Frank R. Reib,
ROY G. KlTZGEBALD,
ItiLey J. Wilson.
Mr. REID of Illinois. Mr. Si>eaker, I move the adoption of the- conference report.
The SPEAKER. The question is on agreeing to the conference it-port.
Mr. DENISON. Mr. Speaker, I nsk the gentleman to yield to me for live minutes.
Mr. REID of Illinois. Mr. Speaker, first I yield five minutes to the gentleman from Wisconsin [Mr. Fkkak].
Mr. FREAR. Mr. Speaker and gentlemen of the House, this flood control bill as now re|H>rted by the conferees is accepted, as I understand it. by the Attorney General and by those who were in the President's conference. They have agreed to it as a compromise, and to my mind it is a very satisfactory compromise, depending upon the legal interpretation that is to be had hereafter. I shall speak of one or two points which were in controversy and were discussed In the House quite fully during debate upon the bill. In section 3. it will be remembered, there is a provision relating to forcing waters across the Mississippi River by reason of levees constructed by the Government, and the consequent damage to those living on the opposite side of the river. In section 3 there has now been inserted this provision:
lands In such strotch of the river siiI>jiH'toc] to overflow and damage which art not flow overflows! or damaged by reason of the construction of levees on the opposite banku of the river.
Any additional damage caused by the Government should be paid, so far as the damage is concerned. The only criticism that rises in my mind is whether or not the Government should buy the llowage rights instead of permitting the damage to be recovered by court action.
Mr. GARRETT of Tennessee rose.
Mr. FREAR. In Just a moment. In section 4 the same result, apparently, is reached, to be determined by legal construction of the word "additional " inserted before '•destructive Hood waters." The chairman of the committee will correct me if I am not stating this correctly. That word provides, in effect, that in these flood ways, where they have been used heretofore for flood ways, no damage can be collected from the Government unless it is "additional" damage due to the construction of levees. Where the use of the flood ways creates additional overflow because of greater flood* caused by the works, then the Government might properly be held responsible to the extent of providing land for such additional overflow or flowage rights. Actual damages to be recovered by court action would be preferable.
Those are the two principal provisions In controversy. Of course, the effect of this change is to strike out the enormous expenditure of two or three hundred million dollars for buying up whole flood ways that we have had in the bill heretofore.
Mr. BOX rose.
TIIK ADMINISTRATION PLAN ACCKPTKD UY CONFKKKHS IS 100 PKlt CBNT BKTTKR THAN THE SENATE BILL
Mr. FREAR. In just a moment.
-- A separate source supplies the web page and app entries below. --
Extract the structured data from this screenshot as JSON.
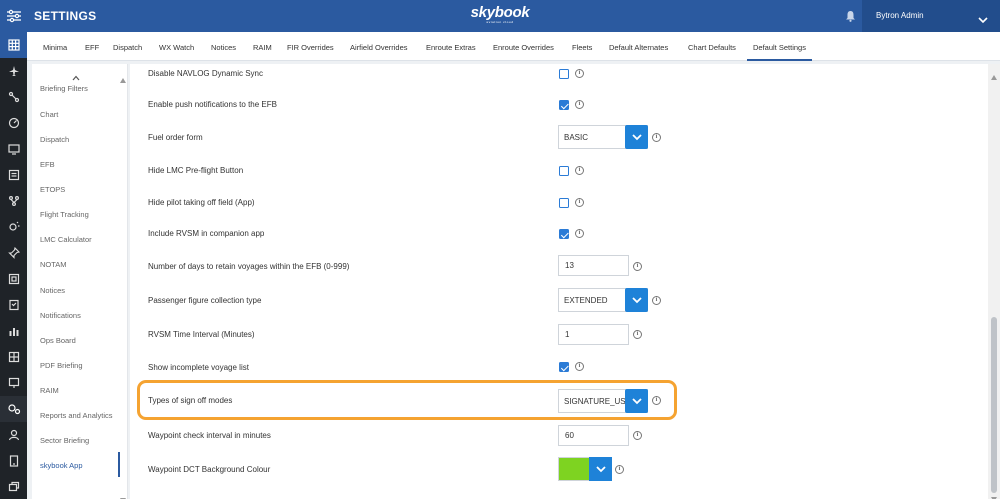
{
  "header": {
    "title": "SETTINGS",
    "logo": "skybook",
    "logo_tagline": "aviation cloud",
    "user_name": "Bytron Admin"
  },
  "tabs": [
    {
      "label": "Minima"
    },
    {
      "label": "EFF"
    },
    {
      "label": "Dispatch"
    },
    {
      "label": "WX Watch"
    },
    {
      "label": "Notices"
    },
    {
      "label": "RAIM"
    },
    {
      "label": "FIR Overrides"
    },
    {
      "label": "Airfield Overrides"
    },
    {
      "label": "Enroute Extras"
    },
    {
      "label": "Enroute Overrides"
    },
    {
      "label": "Fleets"
    },
    {
      "label": "Default Alternates"
    },
    {
      "label": "Chart Defaults"
    },
    {
      "label": "Default Settings",
      "active": true
    }
  ],
  "sidebar": {
    "items": [
      {
        "label": "Briefing Filters"
      },
      {
        "label": "Chart"
      },
      {
        "label": "Dispatch"
      },
      {
        "label": "EFB"
      },
      {
        "label": "ETOPS"
      },
      {
        "label": "Flight Tracking"
      },
      {
        "label": "LMC Calculator"
      },
      {
        "label": "NOTAM"
      },
      {
        "label": "Notices"
      },
      {
        "label": "Notifications"
      },
      {
        "label": "Ops Board"
      },
      {
        "label": "PDF Briefing"
      },
      {
        "label": "RAIM"
      },
      {
        "label": "Reports and Analytics"
      },
      {
        "label": "Sector Briefing"
      },
      {
        "label": "skybook App",
        "active": true
      }
    ]
  },
  "settings": [
    {
      "label": "Disable NAVLOG Dynamic Sync",
      "type": "checkbox",
      "checked": false
    },
    {
      "label": "Enable push notifications to the EFB",
      "type": "checkbox",
      "checked": true
    },
    {
      "label": "Fuel order form",
      "type": "select",
      "value": "BASIC"
    },
    {
      "label": "Hide LMC Pre-flight Button",
      "type": "checkbox",
      "checked": false
    },
    {
      "label": "Hide pilot taking off field (App)",
      "type": "checkbox",
      "checked": false
    },
    {
      "label": "Include RVSM in companion app",
      "type": "checkbox",
      "checked": true
    },
    {
      "label": "Number of days to retain voyages within the EFB (0-999)",
      "type": "number",
      "value": "13"
    },
    {
      "label": "Passenger figure collection type",
      "type": "select",
      "value": "EXTENDED"
    },
    {
      "label": "RVSM Time Interval (Minutes)",
      "type": "number",
      "value": "1"
    },
    {
      "label": "Show incomplete voyage list",
      "type": "checkbox",
      "checked": true
    },
    {
      "label": "Types of sign off modes",
      "type": "select",
      "value": "SIGNATURE_USER"
    },
    {
      "label": "Waypoint check interval in minutes",
      "type": "number",
      "value": "60"
    },
    {
      "label": "Waypoint DCT Background Colour",
      "type": "color",
      "value": "#7ed321"
    }
  ],
  "colors": {
    "header": "#2b5aa0",
    "accent": "#1e82d8",
    "highlight": "#f5a331"
  },
  "icons": {
    "info": "i"
  }
}
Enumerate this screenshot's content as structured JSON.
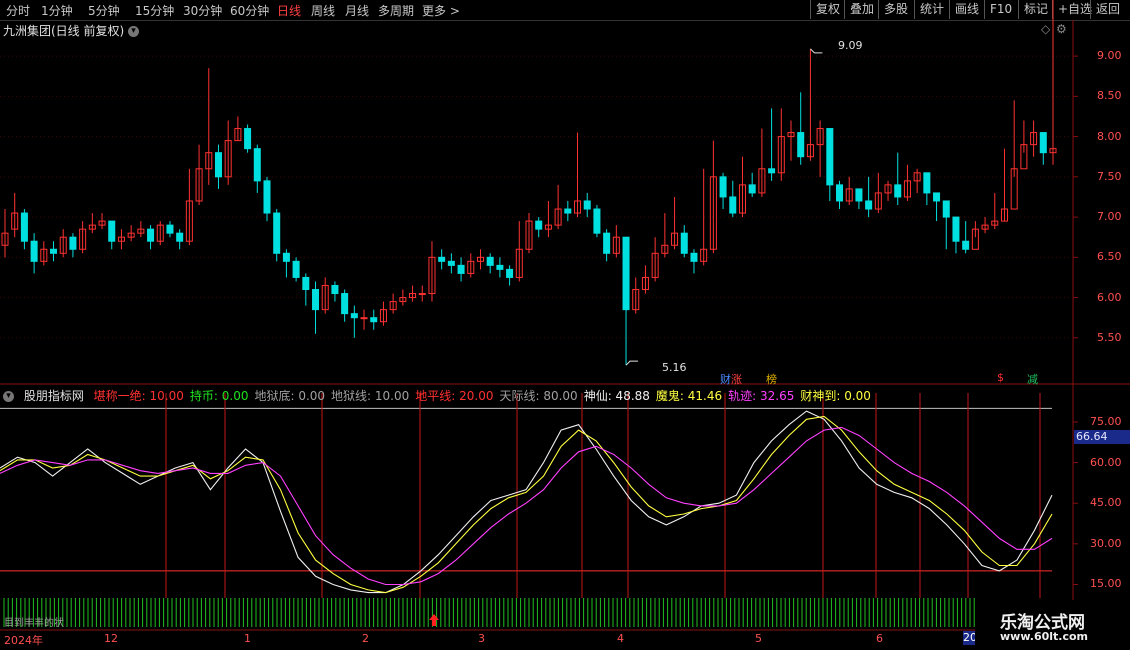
{
  "toolbar": {
    "periods": [
      "分时",
      "1分钟",
      "5分钟",
      "15分钟",
      "30分钟",
      "60分钟",
      "日线",
      "周线",
      "月线",
      "多周期",
      "更多 >"
    ],
    "active_period": "日线",
    "right_buttons": [
      "复权",
      "叠加",
      "多股",
      "统计",
      "画线",
      "F10",
      "标记",
      "+自选",
      "返回"
    ]
  },
  "main_chart": {
    "title": "九洲集团(日线 前复权)",
    "high_marker": "9.09",
    "low_marker": "5.16",
    "badges": [
      {
        "text": "财",
        "color": "#4a8cff"
      },
      {
        "text": "涨",
        "color": "#ff4040"
      },
      {
        "text": "榜",
        "color": "#e0b000"
      },
      {
        "text": "$",
        "color": "#ff3030"
      },
      {
        "text": "减",
        "color": "#20c060"
      }
    ],
    "y_ticks": [
      "9.00",
      "8.50",
      "8.00",
      "7.50",
      "7.00",
      "6.50",
      "6.00",
      "5.50"
    ]
  },
  "indicator": {
    "name": "股朋指标网",
    "fields": [
      {
        "label": "堪称一绝:",
        "value": "10.00",
        "color": "#ff3030"
      },
      {
        "label": "持币:",
        "value": "0.00",
        "color": "#20e020"
      },
      {
        "label": "地狱底:",
        "value": "0.00",
        "color": "#a0a0a0"
      },
      {
        "label": "地狱线:",
        "value": "10.00",
        "color": "#a0a0a0"
      },
      {
        "label": "地平线:",
        "value": "20.00",
        "color": "#ff3030"
      },
      {
        "label": "天际线:",
        "value": "80.00",
        "color": "#a0a0a0"
      },
      {
        "label": "神仙:",
        "value": "48.88",
        "color": "#f0f0f0"
      },
      {
        "label": "魔鬼:",
        "value": "41.46",
        "color": "#ffff40"
      },
      {
        "label": "轨迹:",
        "value": "32.65",
        "color": "#ff40ff"
      },
      {
        "label": "财神到:",
        "value": "0.00",
        "color": "#ffff40"
      }
    ],
    "y_ticks": [
      "75.00",
      "60.00",
      "45.00",
      "30.00",
      "15.00"
    ],
    "current_value": "66.64",
    "band_label": "目到丰丰的状"
  },
  "date_axis": [
    "2024年",
    "12",
    "1",
    "2",
    "3",
    "4",
    "5",
    "6",
    "20"
  ],
  "watermark": {
    "title": "乐淘公式网",
    "url": "www.60lt.com"
  },
  "colors": {
    "up": "#ff3232",
    "down": "#00e0e0",
    "grid": "#8a1010",
    "axis": "#c0c0c0"
  },
  "chart_data": [
    {
      "type": "candlestick",
      "title": "九洲集团(日线 前复权)",
      "ylim": [
        5.1,
        9.2
      ],
      "annotations": [
        {
          "text": "9.09",
          "kind": "high"
        },
        {
          "text": "5.16",
          "kind": "low"
        }
      ],
      "close": [
        6.8,
        7.05,
        6.7,
        6.45,
        6.6,
        6.55,
        6.75,
        6.6,
        6.85,
        6.9,
        6.95,
        6.7,
        6.75,
        6.8,
        6.85,
        6.7,
        6.9,
        6.8,
        6.7,
        7.2,
        7.6,
        7.8,
        7.5,
        7.95,
        8.1,
        7.85,
        7.45,
        7.05,
        6.55,
        6.45,
        6.25,
        6.1,
        5.85,
        6.15,
        6.05,
        5.8,
        5.75,
        5.75,
        5.7,
        5.85,
        5.95,
        6.0,
        6.05,
        6.05,
        6.5,
        6.45,
        6.4,
        6.3,
        6.45,
        6.5,
        6.4,
        6.35,
        6.25,
        6.6,
        6.95,
        6.85,
        6.9,
        7.1,
        7.05,
        7.2,
        7.1,
        6.8,
        6.55,
        6.75,
        5.85,
        6.1,
        6.25,
        6.55,
        6.65,
        6.8,
        6.55,
        6.45,
        6.6,
        7.5,
        7.25,
        7.05,
        7.4,
        7.3,
        7.6,
        7.55,
        8.0,
        8.05,
        7.75,
        7.9,
        8.1,
        7.4,
        7.2,
        7.35,
        7.2,
        7.1,
        7.3,
        7.4,
        7.25,
        7.45,
        7.55,
        7.3,
        7.2,
        7.0,
        6.7,
        6.6,
        6.85,
        6.9,
        6.95,
        7.1,
        7.6,
        7.9,
        8.05,
        7.8,
        7.85
      ],
      "open": [
        6.65,
        6.85,
        7.05,
        6.7,
        6.45,
        6.6,
        6.55,
        6.75,
        6.6,
        6.85,
        6.9,
        6.95,
        6.7,
        6.75,
        6.8,
        6.85,
        6.7,
        6.9,
        6.8,
        6.7,
        7.2,
        7.6,
        7.8,
        7.5,
        7.95,
        8.1,
        7.85,
        7.45,
        7.05,
        6.55,
        6.45,
        6.25,
        6.1,
        5.85,
        6.15,
        6.05,
        5.8,
        5.75,
        5.75,
        5.7,
        5.85,
        5.95,
        6.0,
        6.05,
        6.05,
        6.5,
        6.45,
        6.4,
        6.3,
        6.45,
        6.5,
        6.4,
        6.35,
        6.25,
        6.6,
        6.95,
        6.85,
        6.9,
        7.1,
        7.05,
        7.2,
        7.1,
        6.8,
        6.55,
        6.75,
        5.85,
        6.1,
        6.25,
        6.55,
        6.65,
        6.8,
        6.55,
        6.45,
        6.6,
        7.5,
        7.25,
        7.05,
        7.4,
        7.3,
        7.6,
        7.55,
        8.0,
        8.05,
        7.75,
        7.9,
        8.1,
        7.4,
        7.2,
        7.35,
        7.2,
        7.1,
        7.3,
        7.4,
        7.25,
        7.45,
        7.55,
        7.3,
        7.2,
        7.0,
        6.7,
        6.6,
        6.85,
        6.9,
        6.95,
        7.1,
        7.6,
        7.9,
        8.05,
        7.8
      ],
      "high": [
        7.1,
        7.3,
        7.1,
        6.8,
        6.7,
        6.7,
        6.85,
        6.8,
        6.95,
        7.05,
        7.05,
        6.95,
        6.85,
        6.9,
        6.95,
        6.9,
        6.95,
        6.95,
        6.85,
        7.6,
        7.9,
        8.85,
        7.9,
        8.2,
        8.25,
        8.15,
        7.9,
        7.5,
        7.1,
        6.6,
        6.5,
        6.3,
        6.2,
        6.25,
        6.2,
        6.1,
        5.9,
        5.85,
        5.85,
        5.95,
        6.05,
        6.1,
        6.15,
        6.15,
        6.7,
        6.6,
        6.55,
        6.5,
        6.55,
        6.6,
        6.55,
        6.5,
        6.4,
        6.95,
        7.05,
        7.0,
        7.2,
        7.4,
        7.2,
        8.05,
        7.3,
        7.15,
        6.85,
        6.9,
        6.75,
        6.25,
        6.4,
        6.75,
        7.05,
        7.25,
        6.9,
        6.6,
        7.6,
        7.95,
        7.55,
        7.45,
        7.75,
        7.55,
        8.1,
        8.35,
        8.35,
        8.2,
        8.55,
        9.09,
        8.2,
        7.55,
        7.45,
        7.5,
        7.3,
        7.5,
        7.55,
        7.45,
        7.8,
        7.65,
        7.6,
        7.5,
        7.3,
        7.05,
        6.85,
        6.95,
        6.95,
        7.0,
        7.3,
        7.85,
        8.45,
        8.2,
        8.2,
        7.95
      ],
      "low": [
        6.5,
        6.75,
        6.6,
        6.3,
        6.4,
        6.45,
        6.5,
        6.5,
        6.55,
        6.8,
        6.85,
        6.6,
        6.6,
        6.7,
        6.75,
        6.6,
        6.65,
        6.75,
        6.6,
        6.65,
        7.15,
        7.4,
        7.35,
        7.4,
        7.95,
        7.8,
        7.3,
        6.95,
        6.45,
        6.25,
        6.2,
        5.9,
        5.55,
        5.8,
        5.95,
        5.7,
        5.5,
        5.6,
        5.6,
        5.65,
        5.8,
        5.9,
        5.95,
        5.95,
        5.95,
        6.35,
        6.3,
        6.2,
        6.25,
        6.35,
        6.3,
        6.25,
        6.15,
        6.2,
        6.55,
        6.75,
        6.75,
        6.85,
        6.95,
        7.0,
        7.0,
        6.75,
        6.45,
        6.5,
        5.16,
        5.8,
        6.05,
        6.2,
        6.5,
        6.6,
        6.5,
        6.3,
        6.4,
        6.55,
        7.1,
        7.0,
        7.0,
        7.25,
        7.25,
        7.45,
        7.45,
        7.7,
        7.65,
        7.7,
        7.5,
        7.2,
        7.1,
        7.15,
        7.1,
        7.0,
        7.05,
        7.2,
        7.15,
        7.2,
        7.3,
        7.15,
        6.95,
        6.6,
        6.55,
        6.55,
        6.75,
        6.8,
        6.85,
        6.95,
        7.5,
        7.8,
        7.75,
        7.65,
        7.65
      ]
    },
    {
      "type": "line",
      "title": "股朋指标网",
      "ylim": [
        10,
        80
      ],
      "reference_lines": {
        "天际线": 80,
        "地平线": 20,
        "地狱线": 10
      },
      "series": [
        {
          "name": "神仙",
          "color": "#f0f0f0",
          "values": [
            58,
            62,
            60,
            55,
            60,
            65,
            60,
            56,
            52,
            55,
            58,
            60,
            50,
            58,
            65,
            60,
            42,
            25,
            18,
            15,
            13,
            12,
            12,
            15,
            20,
            26,
            33,
            40,
            46,
            48,
            50,
            60,
            72,
            74,
            65,
            55,
            46,
            40,
            37,
            40,
            44,
            45,
            48,
            60,
            68,
            74,
            79,
            76,
            68,
            58,
            52,
            49,
            47,
            43,
            37,
            30,
            22,
            20,
            24,
            35,
            48
          ]
        },
        {
          "name": "魔鬼",
          "color": "#ffff40",
          "values": [
            57,
            61,
            61,
            58,
            59,
            63,
            61,
            58,
            55,
            55,
            57,
            59,
            54,
            57,
            62,
            61,
            50,
            34,
            24,
            19,
            15,
            13,
            12,
            14,
            18,
            23,
            30,
            37,
            43,
            47,
            49,
            55,
            66,
            72,
            68,
            60,
            51,
            44,
            40,
            41,
            43,
            44,
            46,
            54,
            63,
            70,
            76,
            77,
            72,
            64,
            57,
            52,
            49,
            46,
            41,
            35,
            27,
            22,
            22,
            30,
            41
          ]
        },
        {
          "name": "轨迹",
          "color": "#ff40ff",
          "values": [
            56,
            59,
            61,
            60,
            59,
            61,
            61,
            59,
            57,
            56,
            57,
            58,
            56,
            56,
            59,
            60,
            55,
            44,
            33,
            26,
            21,
            17,
            15,
            15,
            16,
            19,
            24,
            30,
            36,
            41,
            45,
            50,
            58,
            64,
            66,
            63,
            58,
            52,
            47,
            45,
            44,
            44,
            45,
            50,
            56,
            62,
            68,
            72,
            73,
            70,
            65,
            60,
            56,
            53,
            49,
            44,
            38,
            32,
            28,
            28,
            32
          ]
        }
      ]
    }
  ]
}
A third proixisition which, to my mind, is important provides that benefits shall be charged or credited or offset against any damages, which is certainly proper and has been our contention at all times. The commission feature now in the bill is, of course, far preferable to that which was provided in the Senate bill, and the bill as presented to yon by the conferees, as influenced by the advice of the President and his advisers, in my judgment is 100 per cent better than the bill as it came from the Senate. It is also far preferable to the bill that was discussed here in the House. As long as it is also acceptable to those who have the final say in its determination, 1 am satisfied with it. [Applause.]
A brief examination has only been afforded of all the amendments, but the conference report on the Hood control hill in some respects presents an entirely different bill from that which passed the Senate unanimously or that which was afterwards reported to the House by the House committee and thereafter passed.
A VETO WOL'LD HAVE BEEN SUSTAINED. IT TVILI/ NOT BE NEEDED NOW TO GET FAIK FLOOD LEGISLATION
In the week's discussion of the flood control bill when before the House different objectionable features connected with the